The articles in this issue begin with a recognition of the difference and legitimacy of summer experiences, their necessity for the personal, social and spiritual development of children. Authors accept the notion that children need time away from school, not merely as “downtime” but as an opportunity to have experiences that will be meaningful and important to them for their entire lives. They need to swim, climb trees, play hours of soccer, spend time with friends and make new ones, to improvise, cope with disappointment and exercise some control over their lives. All of the authors acknowledge that there is value in not assigning summer homework.
Updated: Jun. 14, 2017

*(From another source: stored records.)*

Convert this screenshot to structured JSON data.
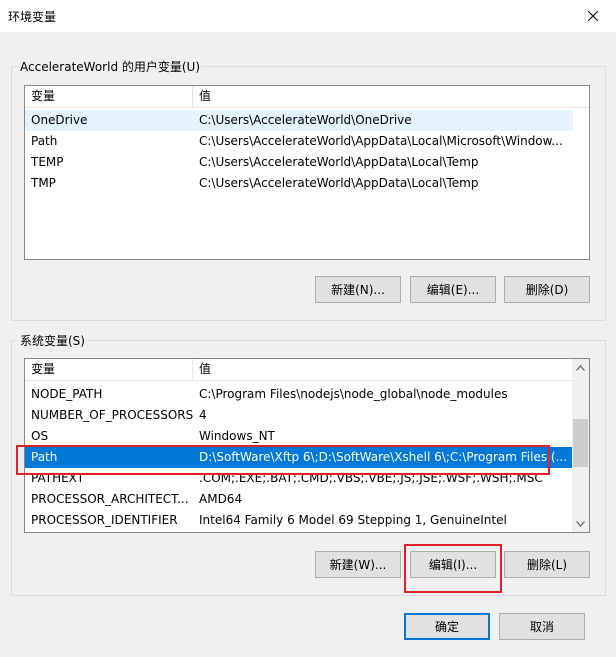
{
  "window": {
    "title": "环境变量",
    "close_icon": "close-icon"
  },
  "user_vars": {
    "group_label": "AccelerateWorld 的用户变量(U)",
    "columns": [
      "变量",
      "值"
    ],
    "rows": [
      {
        "name": "OneDrive",
        "value": "C:\\Users\\AccelerateWorld\\OneDrive"
      },
      {
        "name": "Path",
        "value": "C:\\Users\\AccelerateWorld\\AppData\\Local\\Microsoft\\Window..."
      },
      {
        "name": "TEMP",
        "value": "C:\\Users\\AccelerateWorld\\AppData\\Local\\Temp"
      },
      {
        "name": "TMP",
        "value": "C:\\Users\\AccelerateWorld\\AppData\\Local\\Temp"
      }
    ],
    "buttons": {
      "new": "新建(N)...",
      "edit": "编辑(E)...",
      "delete": "删除(D)"
    }
  },
  "system_vars": {
    "group_label": "系统变量(S)",
    "columns": [
      "变量",
      "值"
    ],
    "rows": [
      {
        "name": "NODE_PATH",
        "value": "C:\\Program Files\\nodejs\\node_global\\node_modules"
      },
      {
        "name": "NUMBER_OF_PROCESSORS",
        "value": "4"
      },
      {
        "name": "OS",
        "value": "Windows_NT"
      },
      {
        "name": "Path",
        "value": "D:\\SoftWare\\Xftp 6\\;D:\\SoftWare\\Xshell 6\\;C:\\Program Files (..."
      },
      {
        "name": "PATHEXT",
        "value": ".COM;.EXE;.BAT;.CMD;.VBS;.VBE;.JS;.JSE;.WSF;.WSH;.MSC"
      },
      {
        "name": "PROCESSOR_ARCHITECT...",
        "value": "AMD64"
      },
      {
        "name": "PROCESSOR_IDENTIFIER",
        "value": "Intel64 Family 6 Model 69 Stepping 1, GenuineIntel"
      }
    ],
    "selected_row": "Path",
    "buttons": {
      "new": "新建(W)...",
      "edit": "编辑(I)...",
      "delete": "删除(L)"
    }
  },
  "footer": {
    "ok": "确定",
    "cancel": "取消"
  },
  "colors": {
    "selection": "#0078d7",
    "hover": "#e5f3ff",
    "highlight_box": "#e0202a",
    "window_bg": "#f0f0f0"
  }
}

We thought it worthwhile to devote an issue of HaYidion to understand the concept of inspiration, to address it from multiple perspectives and to articulate some of the questions and challenges surrounding it. What is inspiration? Can it be transmitted, and if so, how? What methods best align with the goal of inspiring students? Where do day schools succeed, and where do they struggle? How do teachers, curricula, school activities accomplish it?
Updated: Apr. 05, 2017
Prizmah's YOU Lead is an eight-month leadership development program that combines the best of online and in-person learning and covers a wide breadth of topics that leaders grapple with every day. Together with peers, mentors, and top innovators in the day school world, participants reflect on practices and beliefs, challenge assumptions about Jewish education, and dive deeply into the defining issues of Jewish day school leadership in the 21st century.
Updated: Apr. 05, 2017
Welcome to the first Prizmah edition of HaYidion! Collaboration is a natural theme to begin this new issue of HaYidion, under the auspices of Prizmah. The merger of the five organizations has unleashed creative energies, surprising synergies, and the sense of tremendous promise in the ways that we can collaborate with each other and the thousands of day school stakeholders. HaYidion itself is of course a collaboration, representing the remarkable generosity of dozens of day school stakeholders and other contributors who are willing to share their knowledge, experiences, initiatives and insights for the benefit of the larger field of Jewish education. Articles in this issue demonstrate an eagerness to embrace new educational paradigms, to rethink the foundations of day school education and revamp programs in ways large and larger, to dream big and do the patient work to follow through.
Updated: Nov. 16, 2016